JACKSON, Miss. (WLBT) - Patients with Alzheimer’s have special needs as we continue to battle the Coronavirus Outbreak.
The Alzheimer's Association Mississippi Chapter is working to help caregivers facing unique challenges during the COVID-19 pandemic.
The group is offering tips to help caregivers spot signs of a problem.
Kristen Davis and Adina Welker both work with the Alzheimer's Association Mississippi Chapter. They help outline some of the challenges caregivers are facing as they try to navigate through the Coronavirus Outbreak to keep themselves and Alzheimer's patients safe.
Kristen Davis, Program Director for the Alzheimer’s Association, Mississippi Chapter said, "people with Alzheimer's and other types of dementia, they don't necessarily have a greater risk of getting the coronavirus but they have, they can't remember to, you know, wash their hands regularly, which does put them at a higher risk so we are really trying to encourage our caregivers to help to remind them. Post notes to help remind them to wash their hands."
Isolation is already a part of the daily lives of caregivers and those with Alzheimer's.
Adina Welker, Longest Day Coordinator said, "every day living with Alzheimer's Disease is hard. And people struggle often times with being lonely and being cooped up. There comes a place where people with Alzheimer's Disease don't get out very often and especially when their caregivers have to stay with them and loneliness and isolation really does become a problem."
The majority of those living with Alzheimer’s and other dementias are over 65 which puts them at the highest risk for complications from COVID-19 especially if they have other chronic conditions involving the heart, lungs or diabetes.
Here are some of the statistics for Mississippi. 57 thousand people 65 and older have Alzheimer's. 207 thousand caregivers provide 235 million hours of unpaid care, the price tag, over three million dollars. Mississippi has the third highest Alzheimer's death rate in America.
Welker said, "dementia doesn't increase the risk of getting COVID-19 but dementia does increase those risk factors, those behaviors.
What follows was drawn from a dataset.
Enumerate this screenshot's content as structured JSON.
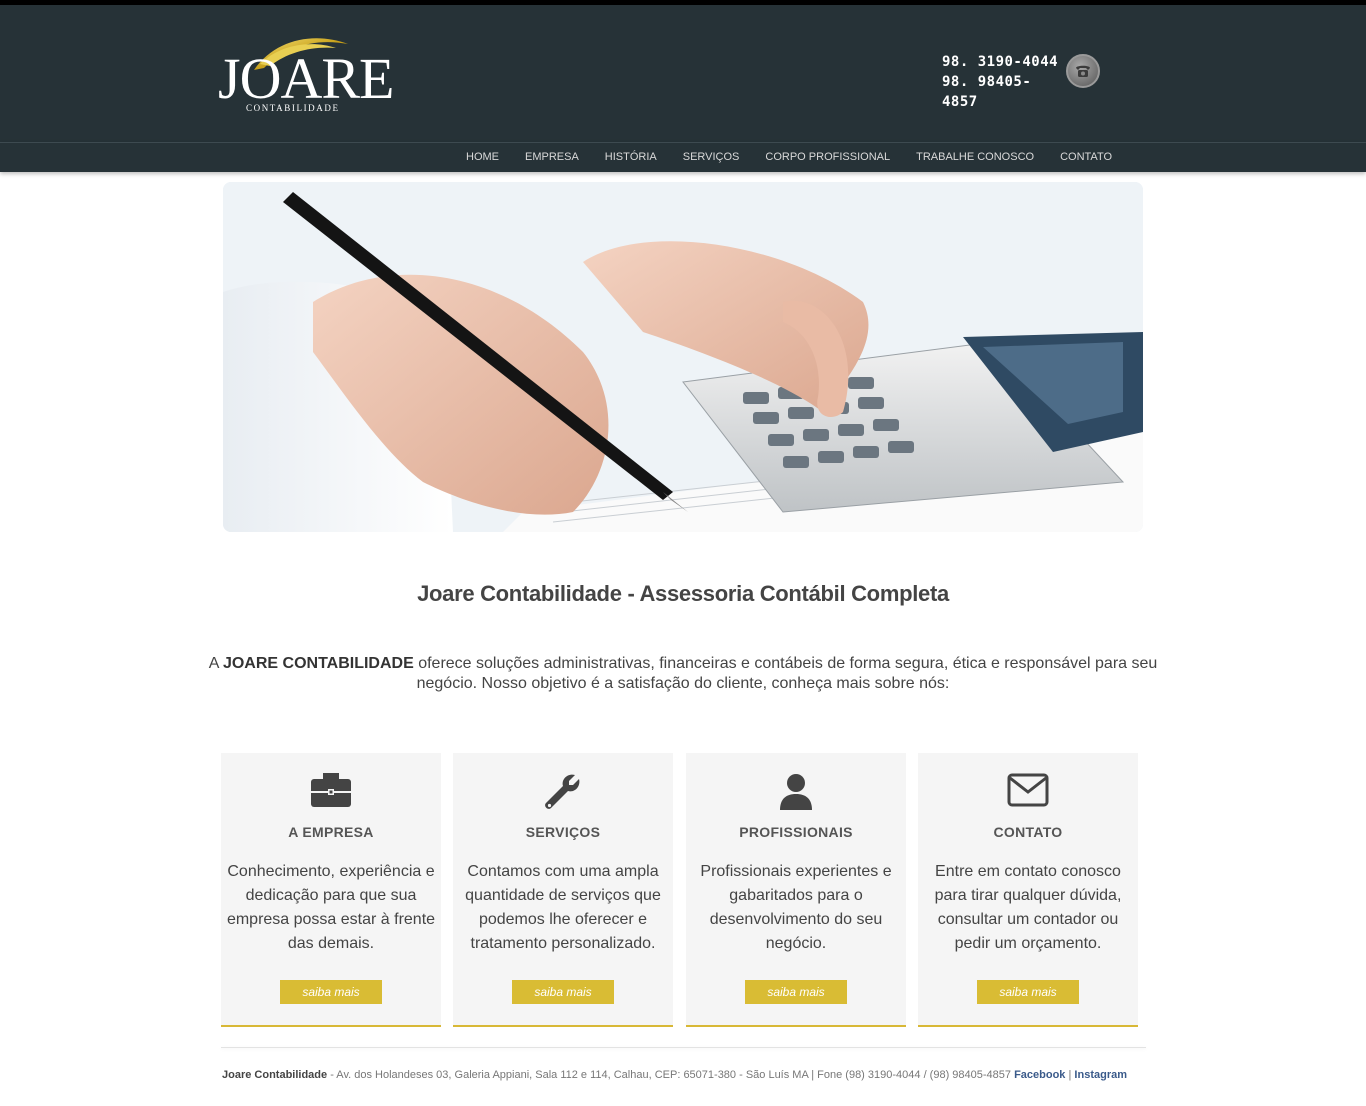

They do forget to wash their hands. They forget to not touch their face, so trying to protect them by isolation also makes things harder for them and for their caregivers."
Davis added, “caregivers are another group of individuals that you know we are focused on, because they're the ones having to take care of them and if they get sick you know we have to make sure that the caregivers have an alternate plan in place to help those, their loved ones with dementia."
The national figures are also staggering. More than 5 million Americans are living with Alzheimer’s. 16 million Americans provide unpaid care, and 1 in 3 seniors die with Alzheimer’s or another dementia. Alzheimer’s kills more than breast cancer and prostate cancer combined.
Davis said, "Mississippi has a high rate of diabetes and high blood pressure. We, you know, automatically have a higher rate of Alzheimer'. We always say what's healthy for your heart is healthy for your brain."
Here are some more tips: Be cautious with outside caregivers and guests, monitor sudden or sustained changes in behavior and respond quickly to any signs of distress, discomfort or increased confusion.
"Increased confusion is often the first symptom of illness, so when you notice that your loved one's behavior is being more and more of a problem acutely and suddenly, when you notice that their confusion is suddenly much worse, it is important to take their temperature. If they're running a fever you need to call their doctor. Don't just show up at the clinic but you need to call their doctor and follow CDC guidelines for that”, Welker said.
The Alzheimer's Association says anyone concerned can use the Helpline that is available 24/7 and staffed around the clock by master level clinicians.
The number for the Helpline is 800-272-3900.